Two news stories caught my attention this week — one locally, the other from Hawaii.
First, from the Hawaiian Star-Advertiser:
Four Honolulu police officers, charged with falsifying DUI arrest reports so that officers who weren’t present would qualify for possible overtime, have pleaded no contest and have the chance to clear the charges from their criminal records.
Closer to home, the City of Chicago settled two claims based on false arrests by former Officer Richard Fiorito, in the amount of $450,000. I have represented several clients who were accused by Officer Fiorito, and I will have more to say in a future post.
This is from the Chicago Tribune:
Former Chicago police Officer Richard Fiorito was once honored by Mothers Against Drunk Driving for his aggressive DUI arrests, but he was pulled off street duty three years ago amid allegations that he had falsified dozens of the charges.
After numerous lawsuits, the city has formally agreed to pay the last of the drivers who had alleged wrongdoing by Fiorito. In a judgment entered Monday in federal court, James Dean Jr. was awarded $100,000 in a lawsuit accusing Fiorito of false arrest and malicious prosecution. Four months earlier, the city settled with another motorist for $100,000. The city also agreed to pay lawyers for both drivers a combined $250,000 in legal fees.
The resolution came on the eve of a trial at which Dean’s attorneys planned to allege that Fiorito arrested Dean for DUI outside the Town Hall Police District just four minutes after he was freed from the station on unrelated traffic charges. Yet no officers inside the district house believed Dean was drunk when he left, Dean’s attorneys contend.
The award to Dean and the earlier settlement by motorist Steve Lopez mark the end to litigation over Fiorito, according to city Law Department spokesman Roderick Drew, who said the city never admitted wrongdoing on Fiorito’s part. A separate lawsuit filed against Fiorito in 2009 resulted in an additional $25,000 settlement, Drew said.
In a telephone interview Tuesday evening, Fiorito, 63, stood by all his DUI arrests.
“I don’t regret one day of it,” he said of his 13 years on the force.
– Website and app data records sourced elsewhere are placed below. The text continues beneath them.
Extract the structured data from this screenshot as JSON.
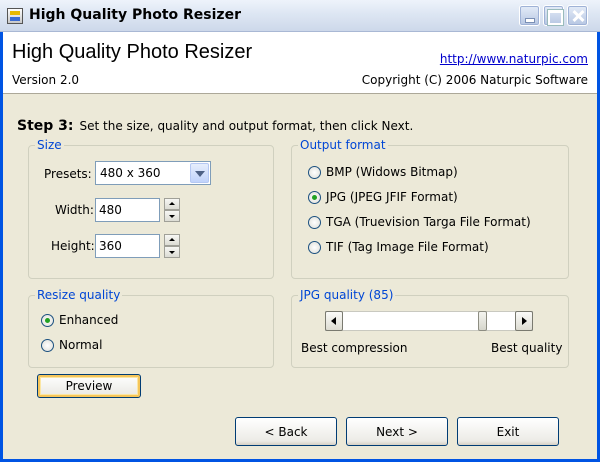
{
  "window": {
    "title": "High Quality Photo Resizer"
  },
  "header": {
    "app_name": "High Quality Photo Resizer",
    "version": "Version 2.0",
    "url": "http://www.naturpic.com",
    "copyright": "Copyright (C) 2006 Naturpic Software"
  },
  "step": {
    "label": "Step 3:",
    "instruction": "Set the size, quality and output format, then click Next."
  },
  "size": {
    "group_label": "Size",
    "presets_label": "Presets:",
    "presets_value": "480 x 360",
    "width_label": "Width:",
    "width_value": "480",
    "height_label": "Height:",
    "height_value": "360"
  },
  "output_format": {
    "group_label": "Output format",
    "options": [
      {
        "label": "BMP (Widows Bitmap)",
        "selected": false
      },
      {
        "label": "JPG (JPEG JFIF Format)",
        "selected": true
      },
      {
        "label": "TGA (Truevision Targa File Format)",
        "selected": false
      },
      {
        "label": "TIF (Tag Image File Format)",
        "selected": false
      }
    ]
  },
  "resize_quality": {
    "group_label": "Resize quality",
    "options": [
      {
        "label": "Enhanced",
        "selected": true
      },
      {
        "label": "Normal",
        "selected": false
      }
    ]
  },
  "jpg_quality": {
    "group_label": "JPG quality (85)",
    "value": 85,
    "min_label": "Best compression",
    "max_label": "Best quality"
  },
  "buttons": {
    "preview": "Preview",
    "back": "< Back",
    "next": "Next >",
    "exit": "Exit"
  }
}
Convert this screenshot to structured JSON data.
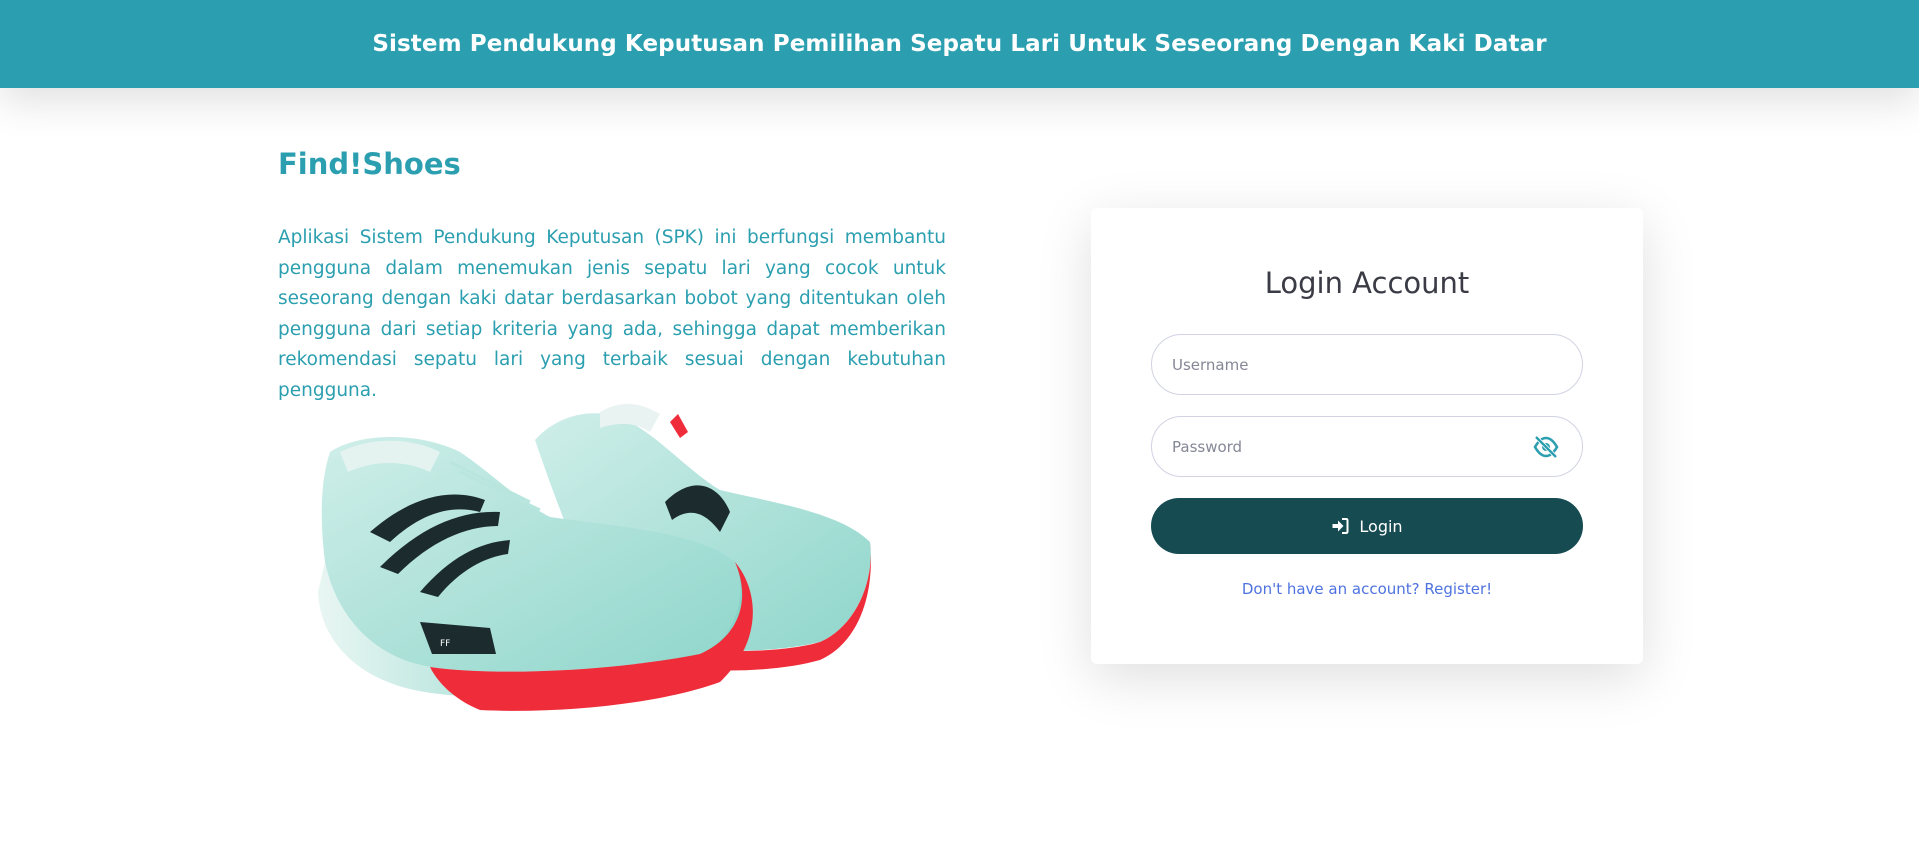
{
  "header": {
    "title": "Sistem Pendukung Keputusan Pemilihan Sepatu Lari Untuk Seseorang Dengan Kaki Datar",
    "background": "#2b9fb0"
  },
  "intro": {
    "brand": "Find!Shoes",
    "description": "Aplikasi Sistem Pendukung Keputusan (SPK) ini berfungsi membantu pengguna dalam menemukan jenis sepatu lari yang cocok untuk seseorang dengan kaki datar berdasarkan bobot yang ditentukan oleh pengguna dari setiap kriteria yang ada, sehingga dapat memberikan rekomendasi sepatu lari yang terbaik sesuai dengan kebutuhan pengguna.",
    "image_icon": "running-shoes-image"
  },
  "login": {
    "title": "Login Account",
    "username_placeholder": "Username",
    "password_placeholder": "Password",
    "toggle_icon": "eye-slash-icon",
    "button_icon": "sign-in-icon",
    "button_label": "Login",
    "register_link": "Don't have an account? Register!",
    "button_color": "#164b52",
    "link_color": "#4e73df"
  }
}
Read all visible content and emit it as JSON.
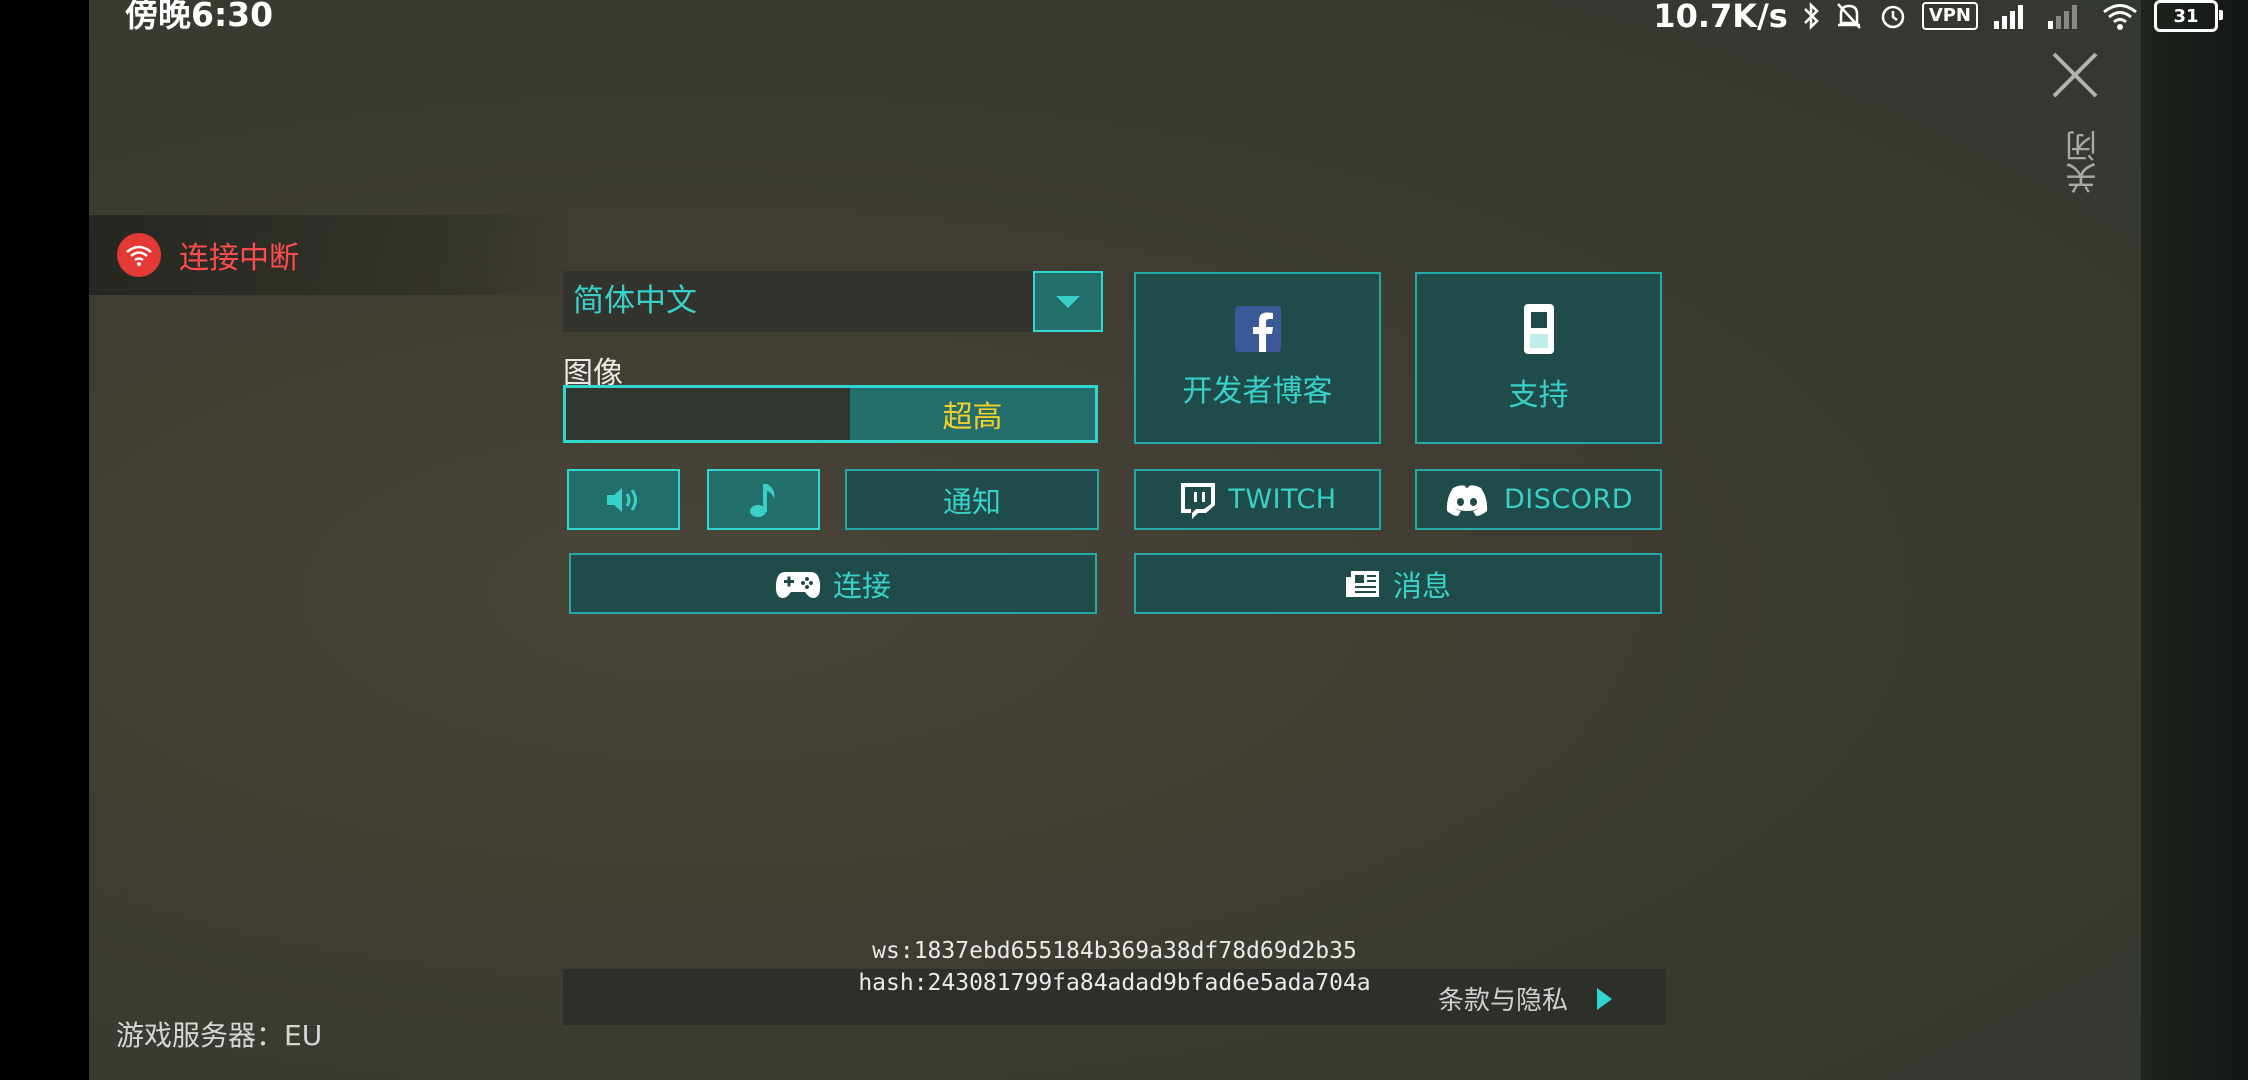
{
  "status_bar": {
    "time": "傍晚6:30",
    "net_speed": "10.7K/s",
    "vpn": "VPN",
    "battery": "31"
  },
  "close": {
    "label": "关闭"
  },
  "connection": {
    "status": "连接中断"
  },
  "settings": {
    "language": "简体中文",
    "graphics_label": "图像",
    "graphics_quality": "超高",
    "notify_label": "通知",
    "connect_label": "连接"
  },
  "links": {
    "dev_blog": "开发者博客",
    "support": "支持",
    "twitch": "TWITCH",
    "discord": "DISCORD",
    "news": "消息"
  },
  "footer": {
    "ws": "ws:1837ebd655184b369a38df78d69d2b35",
    "hash": "hash:243081799fa84adad9bfad6e5ada704a",
    "terms": "条款与隐私",
    "server": "游戏服务器：EU"
  },
  "colors": {
    "teal_text": "#39d0c9",
    "teal_border": "#25a8a6",
    "button_bg": "#1f4b4a",
    "quality_yellow": "#f2cf2a",
    "disconnect_red": "#e53935"
  }
}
He resigned in December.
He also denied allegations he directed racial and other slurs at some of the drivers he arrested for DUI.
“Anybody that says I did is a liar,” he said.
Drivers started coming forward with similar stories about Fiorito in 2003, according to attorney Jon Erickson, who brought a number of the lawsuits.
“I remember being astounded by the brazenness of his dishonesty,” Erickson said Tuesday.
In court filings, attorneys alleged that Fiorito was motivated to fabricate the arrests by the overtime that he received to attend traffic court.
Read the entire story at the Chicago Tribune here.